Post-its from Practice:
What makes a good GP: Education, nature or nurture? (Mar 2011)
As a teaching practice we have lots of junior doctors and trainee GPs working with us. As part of their induction, each one sits in with me and meets a range of patients who have drug and/or alcohol problems. Each of these juniors' reactions tends to be a little different but they mainly fall into two groups: those who want to engage with this area of work and those who want to run a mile. The last two juniors that I have spent time with, really brought this difference home to me.
The first doctor joined us about two months ago. Since then, she has already felt comfortable enough to cover for me while I was away (something that my partners felt a little anxious about); is writing a paper to present at the Royal College of General Practitioners (RCGP) 16th conference in May; and has just completed her RCGP Certificate in Drug Dependency Part 1! The other arrived a few weeks ago, sat in with me last week and was a complete contrast. As a woman shared intimate details of her life being brought up in care, she seemed totally uninterested. As she told us that she felt she had failed her own daughter, now 16 years old, with whom she had just been reunited after 10 years in care, she fiddled with bits of paper. I was appalled at the doctor's insensitivity and tried to shield my patient from her. My patient left thanking me for listening but before she was barely out of the door, the junior doctor said, "I haven't got your patience. I couldn't sit and listen to that rubbish every day and she was drunk you know!" Immediately after I was speechless and it was only later that I was able to challenge her about her behaviour.
Which makes me wonder - what makes two people of similar age; education and culture behave so differently? Is it something innate to them or because of their background? Their reactions are not unique. If we look at the Royal Society of the Arts (RSA) report "Whole Person Recovery: A User Centred Approach to Problem Drug Use", we see that GP involvement is seen by service users as a key element of care.
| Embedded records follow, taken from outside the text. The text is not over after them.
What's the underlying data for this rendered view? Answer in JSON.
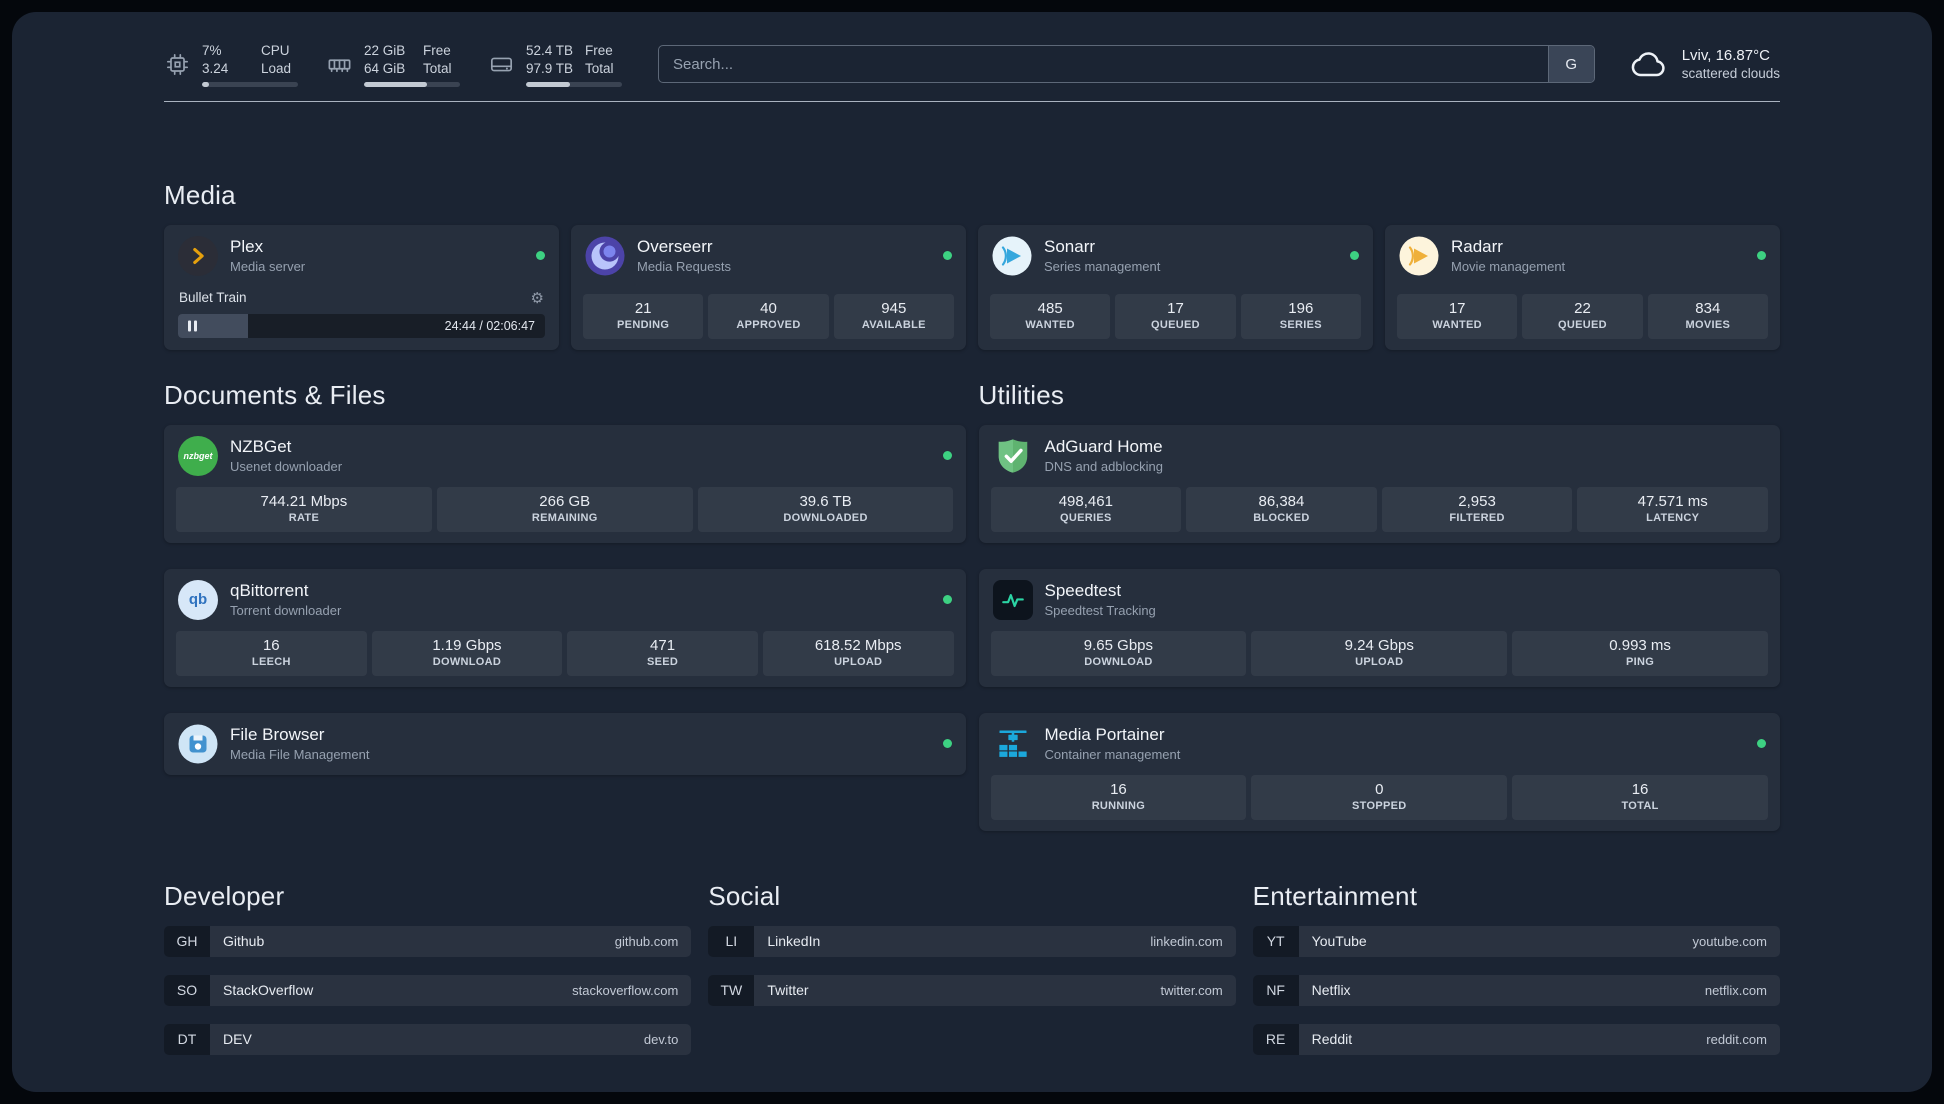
{
  "theme": {
    "panel_bg": "#1b2433",
    "card_bg": "#262f42",
    "status_green": "#3dd182",
    "plex_gold": "#e5a00d",
    "portainer_blue": "#1ba8dc",
    "speedtest_green": "#2bd4a4"
  },
  "topbar": {
    "cpu": {
      "value1": "7%",
      "label1": "CPU",
      "value2": "3.24",
      "label2": "Load",
      "percent": 7
    },
    "memory": {
      "value1": "22 GiB",
      "label1": "Free",
      "value2": "64 GiB",
      "label2": "Total",
      "percent": 66
    },
    "disk": {
      "value1": "52.4 TB",
      "label1": "Free",
      "value2": "97.9 TB",
      "label2": "Total",
      "percent": 46
    },
    "search": {
      "placeholder": "Search...",
      "provider": "G"
    },
    "weather": {
      "location": "Lviv, 16.87°C",
      "condition": "scattered clouds"
    }
  },
  "media": {
    "heading": "Media",
    "plex": {
      "title": "Plex",
      "subtitle": "Media server",
      "online": true,
      "now_playing": "Bullet Train",
      "time": "24:44 / 02:06:47",
      "progress_percent": 19
    },
    "overseerr": {
      "title": "Overseerr",
      "subtitle": "Media Requests",
      "online": true,
      "stats": [
        {
          "value": "21",
          "label": "PENDING"
        },
        {
          "value": "40",
          "label": "APPROVED"
        },
        {
          "value": "945",
          "label": "AVAILABLE"
        }
      ]
    },
    "sonarr": {
      "title": "Sonarr",
      "subtitle": "Series management",
      "online": true,
      "stats": [
        {
          "value": "485",
          "label": "WANTED"
        },
        {
          "value": "17",
          "label": "QUEUED"
        },
        {
          "value": "196",
          "label": "SERIES"
        }
      ]
    },
    "radarr": {
      "title": "Radarr",
      "subtitle": "Movie management",
      "online": true,
      "stats": [
        {
          "value": "17",
          "label": "WANTED"
        },
        {
          "value": "22",
          "label": "QUEUED"
        },
        {
          "value": "834",
          "label": "MOVIES"
        }
      ]
    }
  },
  "documents": {
    "heading": "Documents & Files",
    "nzbget": {
      "title": "NZBGet",
      "subtitle": "Usenet downloader",
      "online": true,
      "stats": [
        {
          "value": "744.21 Mbps",
          "label": "RATE"
        },
        {
          "value": "266 GB",
          "label": "REMAINING"
        },
        {
          "value": "39.6 TB",
          "label": "DOWNLOADED"
        }
      ]
    },
    "qbittorrent": {
      "title": "qBittorrent",
      "subtitle": "Torrent downloader",
      "online": true,
      "stats": [
        {
          "value": "16",
          "label": "LEECH"
        },
        {
          "value": "1.19 Gbps",
          "label": "DOWNLOAD"
        },
        {
          "value": "471",
          "label": "SEED"
        },
        {
          "value": "618.52 Mbps",
          "label": "UPLOAD"
        }
      ]
    },
    "filebrowser": {
      "title": "File Browser",
      "subtitle": "Media File Management",
      "online": true
    }
  },
  "utilities": {
    "heading": "Utilities",
    "adguard": {
      "title": "AdGuard Home",
      "subtitle": "DNS and adblocking",
      "stats": [
        {
          "value": "498,461",
          "label": "QUERIES"
        },
        {
          "value": "86,384",
          "label": "BLOCKED"
        },
        {
          "value": "2,953",
          "label": "FILTERED"
        },
        {
          "value": "47.571 ms",
          "label": "LATENCY"
        }
      ]
    },
    "speedtest": {
      "title": "Speedtest",
      "subtitle": "Speedtest Tracking",
      "stats": [
        {
          "value": "9.65 Gbps",
          "label": "DOWNLOAD"
        },
        {
          "value": "9.24 Gbps",
          "label": "UPLOAD"
        },
        {
          "value": "0.993 ms",
          "label": "PING"
        }
      ]
    },
    "portainer": {
      "title": "Media Portainer",
      "subtitle": "Container management",
      "online": true,
      "stats": [
        {
          "value": "16",
          "label": "RUNNING"
        },
        {
          "value": "0",
          "label": "STOPPED"
        },
        {
          "value": "16",
          "label": "TOTAL"
        }
      ]
    }
  },
  "bookmarks": {
    "developer": {
      "heading": "Developer",
      "items": [
        {
          "abbr": "GH",
          "name": "Github",
          "domain": "github.com"
        },
        {
          "abbr": "SO",
          "name": "StackOverflow",
          "domain": "stackoverflow.com"
        },
        {
          "abbr": "DT",
          "name": "DEV",
          "domain": "dev.to"
        }
      ]
    },
    "social": {
      "heading": "Social",
      "items": [
        {
          "abbr": "LI",
          "name": "LinkedIn",
          "domain": "linkedin.com"
        },
        {
          "abbr": "TW",
          "name": "Twitter",
          "domain": "twitter.com"
        }
      ]
    },
    "entertainment": {
      "heading": "Entertainment",
      "items": [
        {
          "abbr": "YT",
          "name": "YouTube",
          "domain": "youtube.com"
        },
        {
          "abbr": "NF",
          "name": "Netflix",
          "domain": "netflix.com"
        },
        {
          "abbr": "RE",
          "name": "Reddit",
          "domain": "reddit.com"
        }
      ]
    }
  }
}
Although many people do receive the care they need, some patients also have negative experiences when they approach their GPs.
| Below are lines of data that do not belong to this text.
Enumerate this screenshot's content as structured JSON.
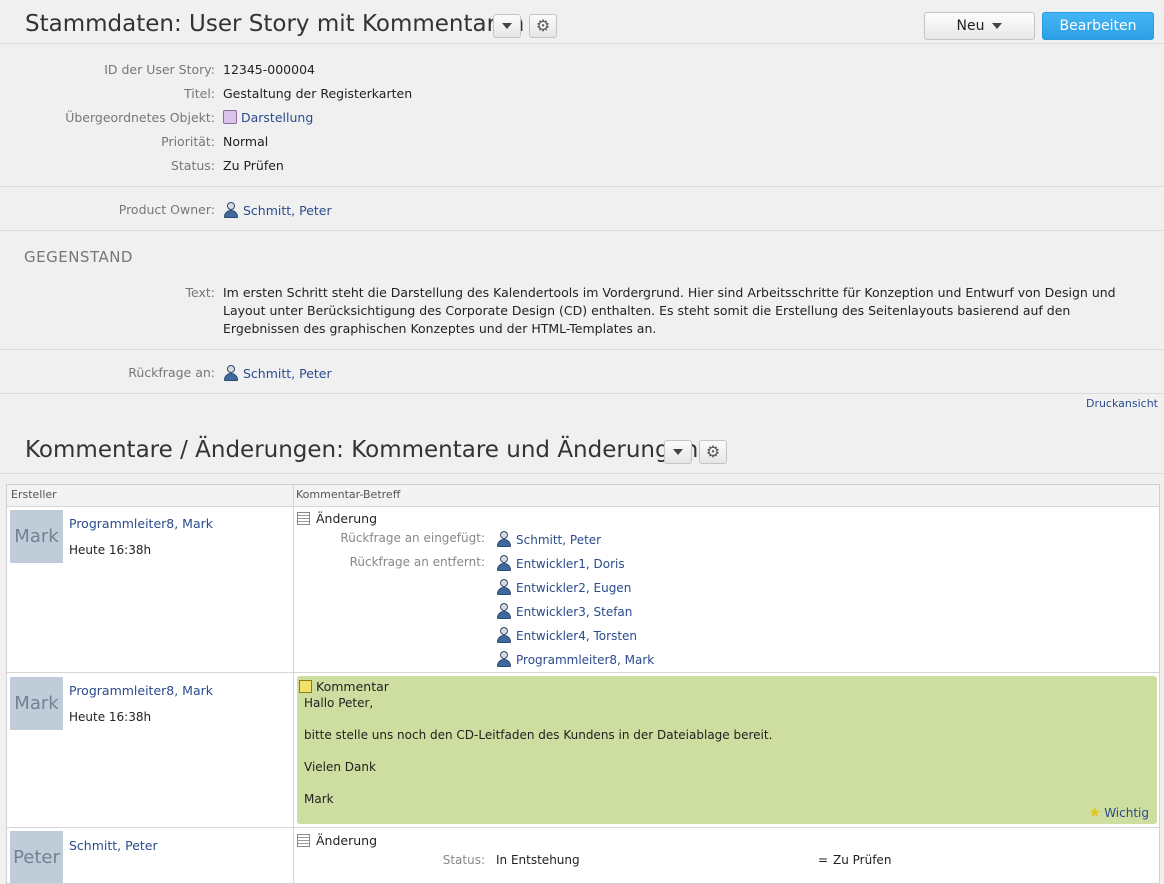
{
  "header": {
    "title": "Stammdaten: User Story mit Kommentaren",
    "new_button": "Neu",
    "edit_button": "Bearbeiten"
  },
  "fields": {
    "id_label": "ID der User Story:",
    "id_value": "12345-000004",
    "title_label": "Titel:",
    "title_value": "Gestaltung der Registerkarten",
    "parent_label": "Übergeordnetes Objekt:",
    "parent_value": "Darstellung",
    "priority_label": "Priorität:",
    "priority_value": "Normal",
    "status_label": "Status:",
    "status_value": "Zu Prüfen",
    "po_label": "Product Owner:",
    "po_value": "Schmitt, Peter"
  },
  "subject": {
    "section_title": "GEGENSTAND",
    "text_label": "Text:",
    "text_value": "Im ersten Schritt steht die Darstellung des Kalendertools im Vordergrund. Hier sind Arbeitsschritte für Konzeption und Entwurf von Design und Layout unter Berücksichtigung des Corporate Design (CD) enthalten. Es steht somit die Erstellung des Seitenlayouts basierend auf den Ergebnissen des graphischen Konzeptes und der HTML-Templates an.",
    "query_label": "Rückfrage an:",
    "query_value": "Schmitt, Peter"
  },
  "print_link": "Druckansicht",
  "comments_section": {
    "title": "Kommentare / Änderungen: Kommentare und Änderungen",
    "col_author": "Ersteller",
    "col_subject": "Kommentar-Betreff",
    "rows": [
      {
        "avatar": "Mark",
        "author": "Programmleiter8, Mark",
        "time": "Heute  16:38h",
        "type": "Änderung",
        "added_label": "Rückfrage an eingefügt:",
        "added": [
          "Schmitt, Peter"
        ],
        "removed_label": "Rückfrage an entfernt:",
        "removed": [
          "Entwickler1, Doris",
          "Entwickler2, Eugen",
          "Entwickler3, Stefan",
          "Entwickler4, Torsten",
          "Programmleiter8, Mark"
        ]
      },
      {
        "avatar": "Mark",
        "author": "Programmleiter8, Mark",
        "time": "Heute  16:38h",
        "type": "Kommentar",
        "lines": [
          "Hallo Peter,",
          "bitte stelle uns noch den CD-Leitfaden des Kundens in der Dateiablage bereit.",
          "Vielen Dank",
          "Mark"
        ],
        "flag": "Wichtig"
      },
      {
        "avatar": "Peter",
        "author": "Schmitt, Peter",
        "type": "Änderung",
        "status_label": "Status:",
        "status_old": "In Entstehung",
        "status_arrow": "=",
        "status_new": "Zu Prüfen"
      }
    ]
  }
}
Medical education is changing: now drug and alcohol problems now form a section of under-graduate medical training and the general practice curriculum. This doesn't seem to have helped the second junior who sat in with me. SMMGP does and will continue to encourage increased awareness of drug and alcohol issues through the promotion of knowledge and understanding. With the RSA, we are developing a range of user-led innovations, including a training pack for GPs. Prejudice mainly exists through ignorance which we can help to address, but is there something more we can do to address this?
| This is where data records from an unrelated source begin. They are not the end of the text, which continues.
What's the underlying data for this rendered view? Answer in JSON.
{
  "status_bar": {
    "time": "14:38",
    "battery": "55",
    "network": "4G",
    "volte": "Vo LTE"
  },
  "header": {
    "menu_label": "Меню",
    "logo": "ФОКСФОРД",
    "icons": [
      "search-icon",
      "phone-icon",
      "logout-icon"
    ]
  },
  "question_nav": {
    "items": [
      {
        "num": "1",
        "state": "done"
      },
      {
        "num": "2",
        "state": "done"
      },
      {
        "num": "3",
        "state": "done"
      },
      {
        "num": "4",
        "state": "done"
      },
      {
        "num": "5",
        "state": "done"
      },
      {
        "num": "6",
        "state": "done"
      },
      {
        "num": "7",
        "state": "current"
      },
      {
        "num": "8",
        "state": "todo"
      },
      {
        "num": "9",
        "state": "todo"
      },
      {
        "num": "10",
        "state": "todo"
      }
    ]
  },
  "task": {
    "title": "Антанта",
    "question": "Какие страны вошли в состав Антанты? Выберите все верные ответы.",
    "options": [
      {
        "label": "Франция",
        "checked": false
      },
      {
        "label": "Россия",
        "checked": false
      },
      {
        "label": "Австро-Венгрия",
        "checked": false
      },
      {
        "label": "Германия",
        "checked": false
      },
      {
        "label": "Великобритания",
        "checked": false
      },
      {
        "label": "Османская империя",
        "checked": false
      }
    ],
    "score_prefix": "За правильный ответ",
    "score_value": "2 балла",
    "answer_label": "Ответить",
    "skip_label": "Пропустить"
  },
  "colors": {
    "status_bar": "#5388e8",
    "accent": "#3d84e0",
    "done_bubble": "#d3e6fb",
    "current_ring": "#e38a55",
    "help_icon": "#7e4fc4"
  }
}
I recognise that I am a wounded healer (like many health professionals) and I feel privileged to work with people who use drugs and/or alcohol. They have taught me much about both my work and about myself. As a group of patients, they constantly change on their journey and I am proud to join them on it for as long they wish. I feel sad that the second doctor may never experience this.
Post script: Thank you for your help!
Thank you so much to all those who contributed to Angie funeral, from me, the SMMGP team and Angie's family and friends. You were generous and a good send-off was had.